For a president, Bill Clinton is what is called a cultured person, and he'll no doubt be good for the arts as cultured people define them. The NEA will rise up from its bed of pain. The film industry will reap the fruits of its seed support. Public television and radio will get theirs. Avant-garde types will breathe easier and create less reactively. A nice balance will be struck between the Oxonian-canonical and the Arkansan-regional. But I'm less sanguine about my own area of concern and expertise, popular music. And although cultured people may think that what happens to rock and rap--conceived these days as two separate things, though the distinction conceals more than it reveals--is of small import in a vast and troubled world, I believe this bodes ill for all of us.
While Clinton's saxophone is no match for Lee Atwater's guitar, his musical accomplishments added to his naked Presley-worship makes him our first rock and roll president--"Fat Elvis," as he was dubbed by my colleague Doug Simmons. And from R.E.M. to Michael Bolton, respectable rockers were outspoken in their support of the Bush-killer. It could even be argued that Rock the Vote--the most visible spearhead of a trend that saw the 36 per cent of 18-24's who voted in 1988 jump to 43 per cent in 1992, an increase of almost 2½ million--was a significant factor in the Clinton victory. All of which makes it even odder that the wife of Clinton's vice-president, the PMRC's infamous Tipper Gore, has been an object of opprobrium in the rock world since the middle '80s. Joined by Susan Baker, wife of Bush henchman James Baker, it was Gore who launched the campaign against dirty lyrics that produced parental warning stickers. She was crucial in creating an atmosphere in which police could campaign successfully against Ice-T's (supposedly rap, actually rock) "Cop Killer" and corporate watchdogs could preemptively ban less renowned antipolice raps.
So although age-inappropriate sexual references were Tipper's big worry, and although nuttier crusaders continue that fight, the lyric wars have moved on to weightier matters than female masturbation, anal vapors, and suchlike. From Public Enemy's anti-Semitic flirtations to Ice Cube's riot-inciting "Black Korea" to the bloody burlesque of "Cop Killer," what began as a moral panic over rap sexism gradually shifted onto more complex and often dubious political ground. And the Sister Souljah incident--in which Clinton cynically distanced himself from Jesse Jackson by misrepresenting an interview with a minor rapper, who could have been caught saying far more objectionable things about white people if anybody in the campaign had cared enough to listen to her record--proved that Fat Elvis was no less indifferent to the nuances of black underclass expression than any other boomer. On the other side of the distinction, meanwhile, it's worth noting that new HUD secretary Henry Cisneros led a similar moral panic over supposed violence and obscenity at metal concerts as mayor of San Antonio, which remains a big hard rock town despite his efforts. Clearly, both men will be too busy to bother much with music, and it's also conceivable that a Democratic administration will prove so galling to family-values bigots that rightwingers will have bigger fish to fry, leaving all forms of pop a little more slack. Nevertheless, there's a real sense in which the scariest and least classy pop music--stuff that's not much fun for critics to defend--is the truest voice of the alienated young. And there's no indication that Clinton's Democrats want or know how to listen to it.

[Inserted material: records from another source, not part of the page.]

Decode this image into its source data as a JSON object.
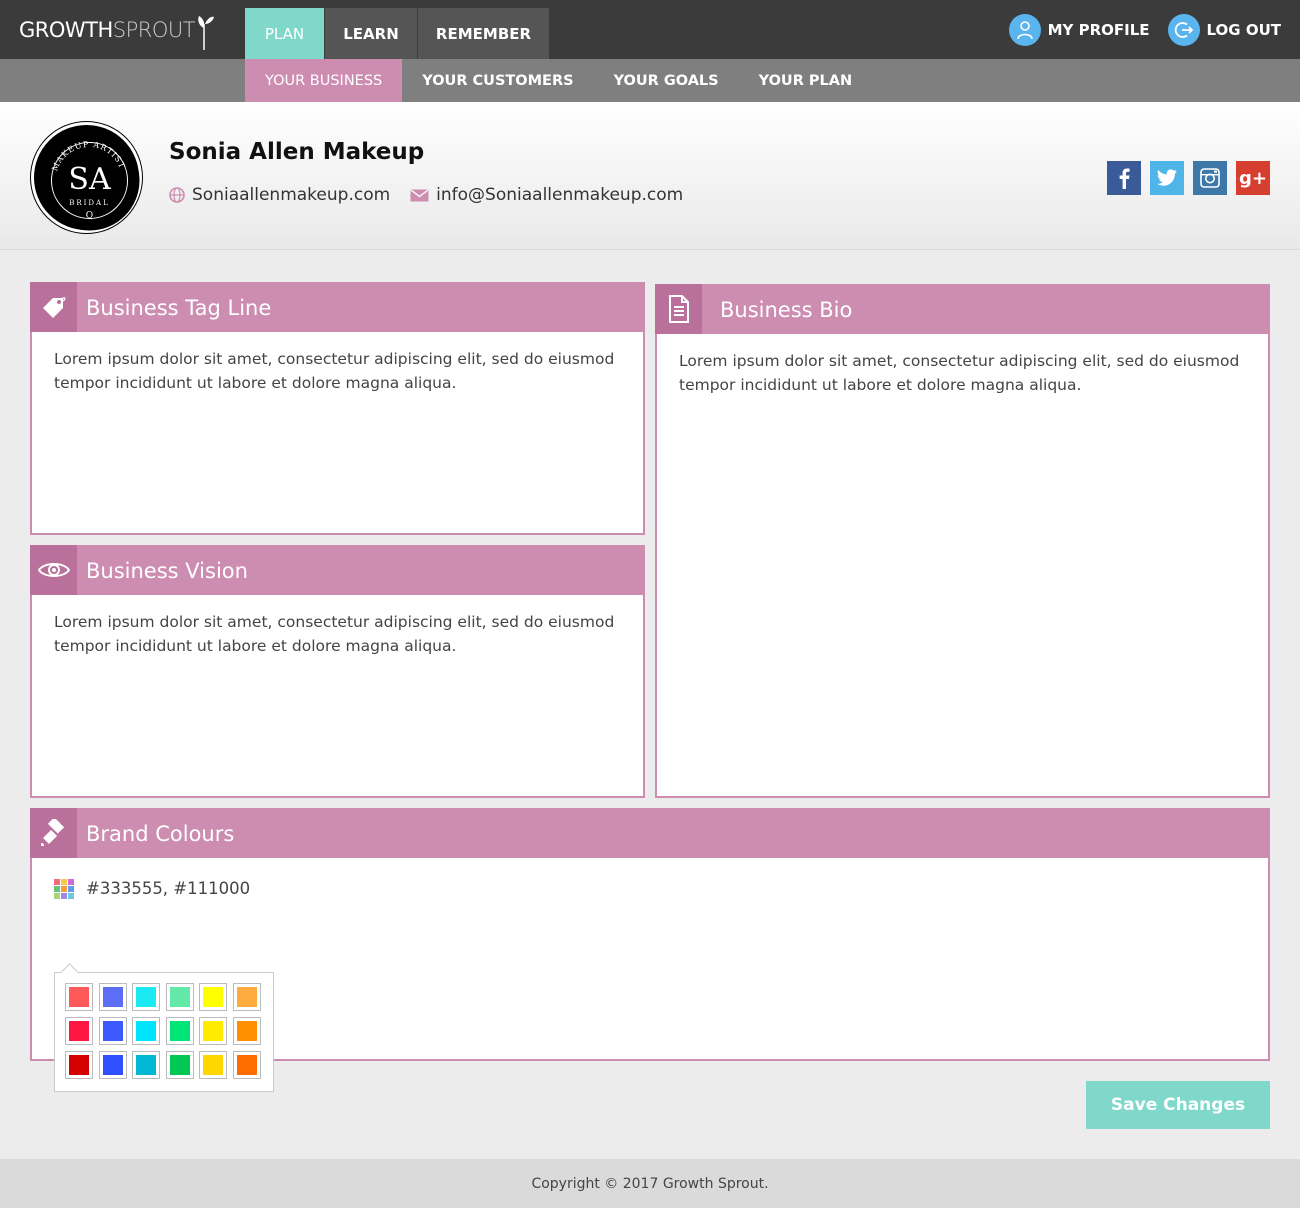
{
  "app": {
    "logo_part1": "GROWTH",
    "logo_part2": "SPROUT"
  },
  "nav": {
    "main_tabs": [
      {
        "label": "PLAN",
        "active": true
      },
      {
        "label": "LEARN",
        "active": false
      },
      {
        "label": "REMEMBER",
        "active": false
      }
    ],
    "sub_tabs": [
      {
        "label": "YOUR BUSINESS",
        "active": true
      },
      {
        "label": "YOUR CUSTOMERS",
        "active": false
      },
      {
        "label": "YOUR GOALS",
        "active": false
      },
      {
        "label": "YOUR PLAN",
        "active": false
      }
    ],
    "profile_label": "MY PROFILE",
    "logout_label": "LOG OUT"
  },
  "profile": {
    "business_name": "Sonia Allen Makeup",
    "website": "Soniaallenmakeup.com",
    "email": "info@Soniaallenmakeup.com",
    "logo_text": {
      "ring_top": "MAKEUP ARTIST",
      "monogram": "SA",
      "ring_bottom": "BRIDAL",
      "small": "Q"
    },
    "socials": [
      "facebook-icon",
      "twitter-icon",
      "instagram-icon",
      "google-plus-icon"
    ],
    "gplus_label": "g+"
  },
  "cards": {
    "tagline": {
      "title": "Business Tag Line",
      "text": "Lorem ipsum dolor sit amet, consectetur adipiscing elit, sed do eiusmod tempor incididunt ut labore et dolore magna aliqua."
    },
    "vision": {
      "title": "Business Vision",
      "text": "Lorem ipsum dolor sit amet, consectetur adipiscing elit, sed do eiusmod tempor incididunt ut labore et dolore magna aliqua."
    },
    "bio": {
      "title": "Business Bio",
      "text": "Lorem ipsum dolor sit amet, consectetur adipiscing elit, sed do eiusmod tempor incididunt ut labore et dolore magna aliqua."
    },
    "brand": {
      "title": "Brand Colours",
      "value": "#333555,  #111000",
      "swatches": [
        [
          "#ff5a5a",
          "#5c6ef5",
          "#1de9f5",
          "#63e8a7",
          "#ffff00",
          "#ffab40"
        ],
        [
          "#ff1744",
          "#3d5afe",
          "#00e5ff",
          "#00e676",
          "#ffea00",
          "#ff9100"
        ],
        [
          "#d50000",
          "#304ffe",
          "#00b8d4",
          "#00c853",
          "#ffd600",
          "#ff6d00"
        ]
      ]
    }
  },
  "actions": {
    "save_label": "Save Changes"
  },
  "footer": {
    "copyright": "Copyright © 2017 Growth Sprout."
  },
  "colors": {
    "accent_teal": "#7fd8c9",
    "accent_pink": "#cd8db1",
    "nav_dark": "#3b3b3b",
    "nav_grey": "#7f7f7f"
  }
}
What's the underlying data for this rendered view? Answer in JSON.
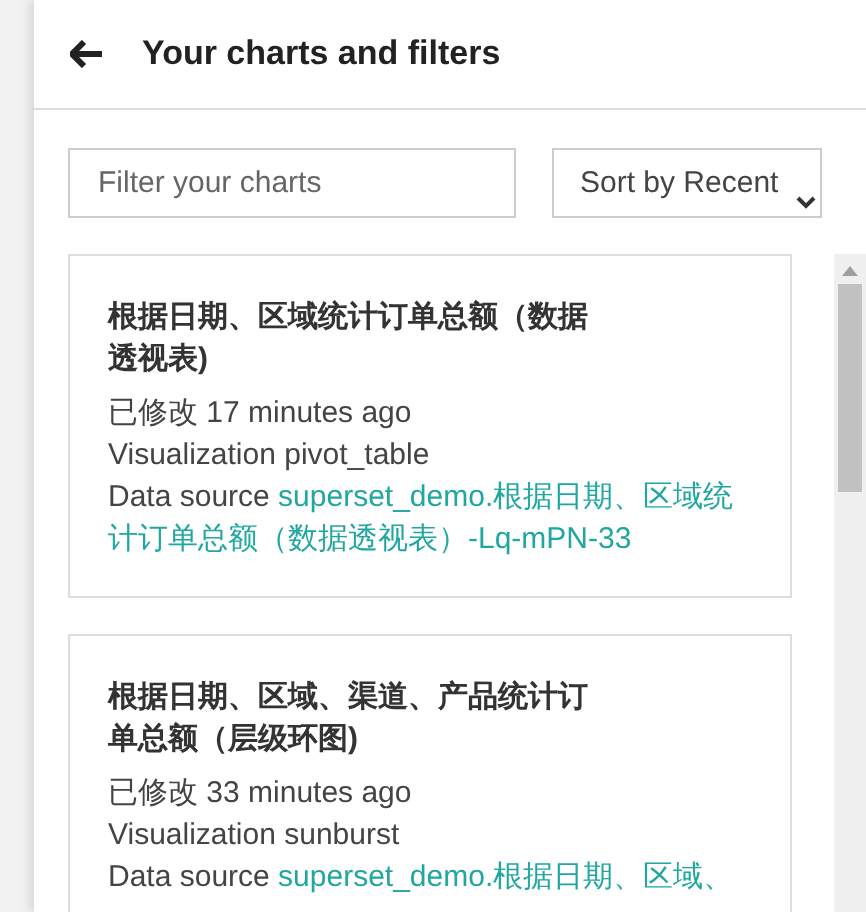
{
  "header": {
    "title": "Your charts and filters"
  },
  "filter": {
    "placeholder": "Filter your charts"
  },
  "sort": {
    "value": "Sort by Recent"
  },
  "charts": [
    {
      "title": "根据日期、区域统计订单总额（数据透视表)",
      "modified_label": "已修改",
      "modified": "17 minutes ago",
      "visualization_label": "Visualization",
      "visualization": "pivot_table",
      "source_label": "Data source",
      "source": "superset_demo.根据日期、区域统计订单总额（数据透视表）-Lq-mPN-33"
    },
    {
      "title": "根据日期、区域、渠道、产品统计订单总额（层级环图)",
      "modified_label": "已修改",
      "modified": "33 minutes ago",
      "visualization_label": "Visualization",
      "visualization": "sunburst",
      "source_label": "Data source",
      "source": "superset_demo.根据日期、区域、"
    }
  ]
}
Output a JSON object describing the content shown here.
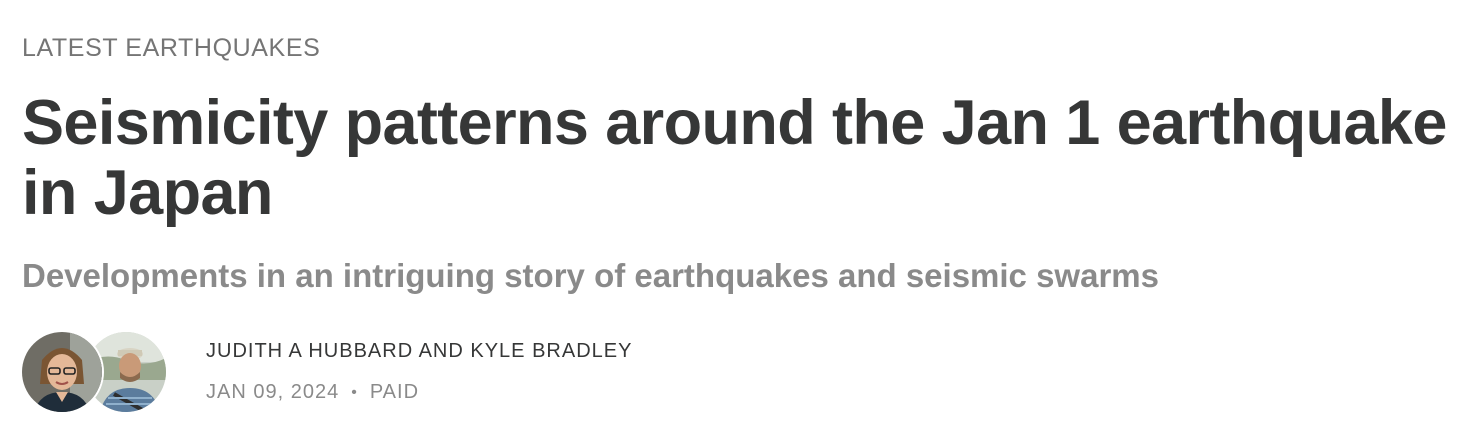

Moreover, if we acknowledge that all this may be more symbolic than real--that Clinton will inevitably lighten the threat of censorship and corporate surveillance simply by appointing a more speech-friendly judiciary--then let me spell out two little Latinate words that I predict will prove the key to cultural history in the Clinton era: intellectual property. In pop, the concept is most salient in rap, where the basic musical technique, sampling, has been severely curtailed by litigious copyright holders, but in fact it underlies the dominant corporate stretegy of an industry that's now more interested in exploiting bundles of rights than in developing talent. As postmodernist appropriation and recontextualization become the basic aesthetic assumption in every corner of an artistic generation, the right of artists to parody, to cut and paste, to redefine and recreate is being challenged by copyright lawyers whose notion of proprietorship grants no privileges or creative input to the audience. Instead it revalorizes the mystified creator--which most often simply means the owner of that creator's works. And sure enough, heading Clinton's transition team on communications policy is one of the most outspoken of these lawyers, the Information Industry Association's Ron Plesser. Information capitalism--a Clintonian concept if ever there was one. Hold on to your libraries.
Stereo Review?, 1993?